[WORK TASK]
Please output the records below word for word and omit the pictures.

Dataset rows describing interfaces
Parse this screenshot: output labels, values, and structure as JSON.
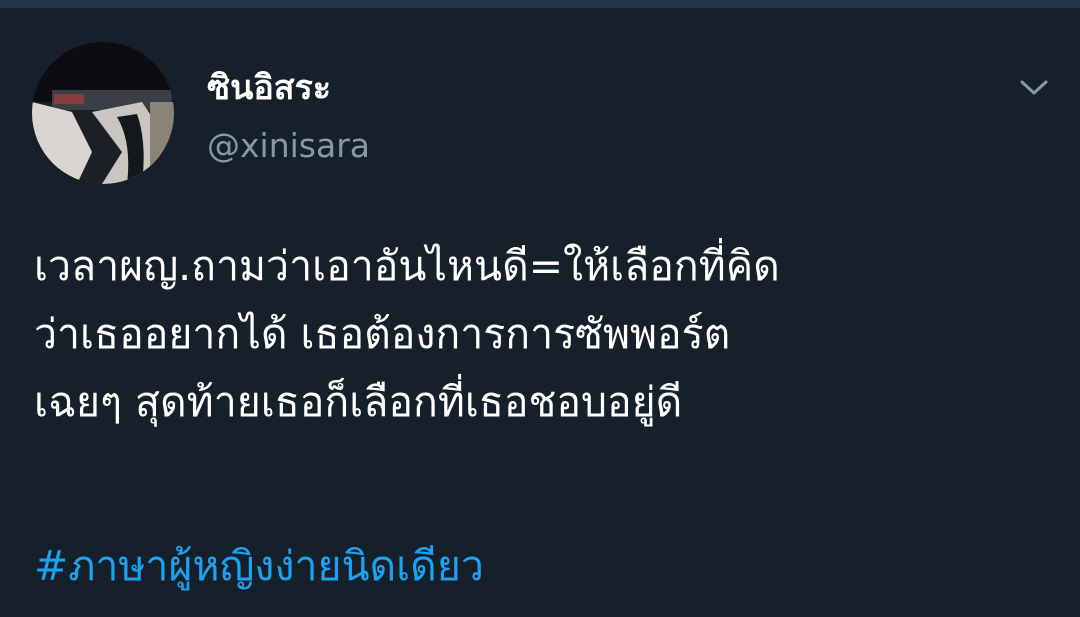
{
  "tweet": {
    "display_name": "ซินอิสระ",
    "handle": "@xinisara",
    "body_lines": [
      "เวลาผญ.ถามว่าเอาอันไหนดี=ให้เลือกที่คิด",
      "ว่าเธออยากได้ เธอต้องการการซัพพอร์ต",
      "เฉยๆ สุดท้ายเธอก็เลือกที่เธอชอบอยู่ดี"
    ],
    "hashtag": "#ภาษาผู้หญิงง่ายนิดเดียว"
  },
  "icons": {
    "menu": "chevron-down-icon",
    "avatar": "profile-photo"
  },
  "colors": {
    "background": "#15202b",
    "text": "#ffffff",
    "secondary_text": "#8899a6",
    "link": "#1da1f2"
  }
}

[SOLUTION BELOW]
Parse this screenshot: output labels, values, and structure as JSON.
{
  "tweet": {
    "display_name": "ซินอิสระ",
    "handle": "@xinisara",
    "body_lines": [
      "เวลาผญ.ถามว่าเอาอันไหนดี=ให้เลือกที่คิด",
      "ว่าเธออยากได้ เธอต้องการการซัพพอร์ต",
      "เฉยๆ สุดท้ายเธอก็เลือกที่เธอชอบอยู่ดี"
    ],
    "hashtag": "#ภาษาผู้หญิงง่ายนิดเดียว"
  },
  "icons": {
    "menu": "chevron-down-icon",
    "avatar": "profile-photo"
  },
  "colors": {
    "background": "#15202b",
    "text": "#ffffff",
    "secondary_text": "#8899a6",
    "link": "#1da1f2"
  }
}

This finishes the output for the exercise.